Strength invokes a sense of power, muscle, vigor, and force.
It can, under the right circumstances, be a source of wisdom that invites collaboration, engagement, innovation and inspires trust.
In university governance, there is increasing tension about how authority is held or shared — how strength plays out. With the increasing involvement of business leaders in higher education, will they use the business style most comfortable to them or consider what would work best in a traditionally collaborative environment?
Turmoil at the University of Virginia (UVA) continues around how the Board of Visitors (trustees) is carrying out its authority. In spite of the board’s requesting that the Faculty Senate rescind its June 2012 vote of no confidence in it (for its process in ousting President Teresa Sullivan) the Senate has yet to comply. Sullivan, in her remarks to the board when she was reinstated June 18, 2012 said, “Corporate-style, top down leadership does not work at a great university. Sustained change with buy-in does work.”
One proponent of the actions of UVA’s board was the American Council of Trustees and Alumni (ACTA). In emails made public, ACTA President Anne Neal commended the board for doing its job, saying faculty and public outrage was “misplaced.” Neal wrote: “This is about the board’s responsibility to bring courageous, even innovative thinking to higher education when it is faced with many challenges….” ACTA is a proponent of what it calls “engaged trusteeship.”
This raises the question of what engaged trusteeship means in application. Does it preclude acknowledging a shared responsibility for governance among trustees, administrators and the faculty even as trustees by law have ultimate responsibility? Or preclude a recognition of the importance of stakeholders and building trust? The UVA experience would certainly seem a poster child for lost trust.

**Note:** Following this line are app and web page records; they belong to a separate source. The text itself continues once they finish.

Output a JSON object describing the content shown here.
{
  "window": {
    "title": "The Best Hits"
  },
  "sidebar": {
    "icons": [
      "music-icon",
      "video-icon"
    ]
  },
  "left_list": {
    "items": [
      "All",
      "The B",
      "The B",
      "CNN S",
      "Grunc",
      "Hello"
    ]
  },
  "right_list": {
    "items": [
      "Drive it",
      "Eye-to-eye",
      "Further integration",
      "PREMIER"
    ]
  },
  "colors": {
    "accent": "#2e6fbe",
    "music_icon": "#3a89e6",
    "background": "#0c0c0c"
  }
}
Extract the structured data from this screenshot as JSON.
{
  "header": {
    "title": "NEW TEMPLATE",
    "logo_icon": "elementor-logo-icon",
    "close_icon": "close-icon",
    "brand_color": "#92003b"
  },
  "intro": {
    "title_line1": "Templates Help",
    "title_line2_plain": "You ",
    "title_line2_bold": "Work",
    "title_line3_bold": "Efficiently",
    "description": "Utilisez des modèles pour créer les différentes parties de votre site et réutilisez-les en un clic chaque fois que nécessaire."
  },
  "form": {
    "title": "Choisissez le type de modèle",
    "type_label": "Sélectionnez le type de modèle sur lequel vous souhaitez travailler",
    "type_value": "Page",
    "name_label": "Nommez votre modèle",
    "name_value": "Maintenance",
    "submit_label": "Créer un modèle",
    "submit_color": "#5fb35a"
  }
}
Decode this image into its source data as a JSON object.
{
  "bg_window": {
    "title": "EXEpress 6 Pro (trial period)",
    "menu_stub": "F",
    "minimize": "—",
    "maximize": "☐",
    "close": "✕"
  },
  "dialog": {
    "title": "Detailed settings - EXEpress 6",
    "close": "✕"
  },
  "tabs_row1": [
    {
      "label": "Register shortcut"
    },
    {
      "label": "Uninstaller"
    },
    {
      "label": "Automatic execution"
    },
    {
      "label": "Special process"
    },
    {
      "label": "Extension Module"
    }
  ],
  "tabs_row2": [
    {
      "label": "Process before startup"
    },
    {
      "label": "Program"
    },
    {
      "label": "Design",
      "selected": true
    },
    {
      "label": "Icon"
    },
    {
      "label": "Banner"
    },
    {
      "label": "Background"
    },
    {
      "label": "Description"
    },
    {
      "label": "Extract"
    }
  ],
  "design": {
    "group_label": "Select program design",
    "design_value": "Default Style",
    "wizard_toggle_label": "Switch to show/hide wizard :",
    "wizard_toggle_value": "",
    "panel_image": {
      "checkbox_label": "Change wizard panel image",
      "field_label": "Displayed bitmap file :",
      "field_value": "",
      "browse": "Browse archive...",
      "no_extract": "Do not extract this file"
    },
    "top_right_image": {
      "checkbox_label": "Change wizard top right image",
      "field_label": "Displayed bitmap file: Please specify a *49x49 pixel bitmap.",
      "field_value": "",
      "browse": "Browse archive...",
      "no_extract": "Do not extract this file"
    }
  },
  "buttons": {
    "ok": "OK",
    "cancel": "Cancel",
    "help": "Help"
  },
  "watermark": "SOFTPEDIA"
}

This week, the American Association of University Professors (AAUP) issued a report on its investigation of President Sullivan’s dismissal, which it termed a “breakdown” in governance. The report referenced the business background of chair (rector) Dragas and most trustees, saying few had any experience in the governance of large, complex institutions. The report took issue with Dragas’ justification for Sullivan’s removal (that she lacked “boldness” and alacrity in “effecting transformative change”).
The report said in part,: “The rector’s rhetoric reflects a mindset of entrepreneurial control common in small and medium-sized business enterprises. The firms that occupy that economic niche must adjust quickly to changed market conditions, consumer tastes, and rapid shifts in financing or other aspects of the business landscapes. Managers of such enterprises may be taken on or let go, on short or no notice on the basis of a perceived need to change direction…or even a lack of compatibility with those in entrepreneurial control. This mindset ill fits the role of trusteeship in the modern university.”
AAUP and ACTA disagree on whether UVA’s accrediting body, the Southern Association of Colleges and Schools Commission on Colleges (SACSCOC), had the authority to place UVA “on warning” for governance violations involved in removing Sullivan. ACTA has made an appeal to U.S. Department of Education Secretary Arne Duncan whose department upheld SACSCOC’s authority.
Meanwhile the issue of whether the board is micromanaging Sullivan and setting her up to fail persists. Information this month revealed that the board committee evaluating Sullivan had increased her goals for the academic year to 65, more than 20 of which Sullivan said she hadn’t seen before; the Faculty Senate responded to this and Dragas responded to them asking that they work together to build trust.
The challenge is that trust isn’t a top down invitation; it is a by-product of how authority is used and stakeholders involved and engaged.
While the top-down method isn’t a model for rebuilding trust, increasingly, business culture has changed for many companies as stakeholders have taken on greater importance and caused shifts in organizations’ openness, transparency and desire to build shared value. Ironically, for UVA, they need look no farther than their Darden School of Business, and Professor Edward Freeman, for a leading authority on stakeholder management.
UVA has been under a microscope for nearly 10 months, a bellwether for issues facing higher education. How engaged trusteeship and engaged stakeholders are defined and connected will determine the university’s strength and its capacity for sustained growth and innovation.
Gael O’Brien March 15, 2013
Gael O’Brien is also a columnist for Business Ethics Magazine; her February 2013 column in Business Ethics Magazine is on trust in leaders and institutions. She is The Ethics Coach columnist for Entrepreneur Magazine.
Note: The rock pictured above was painted by a student at Robert Adams Middle School.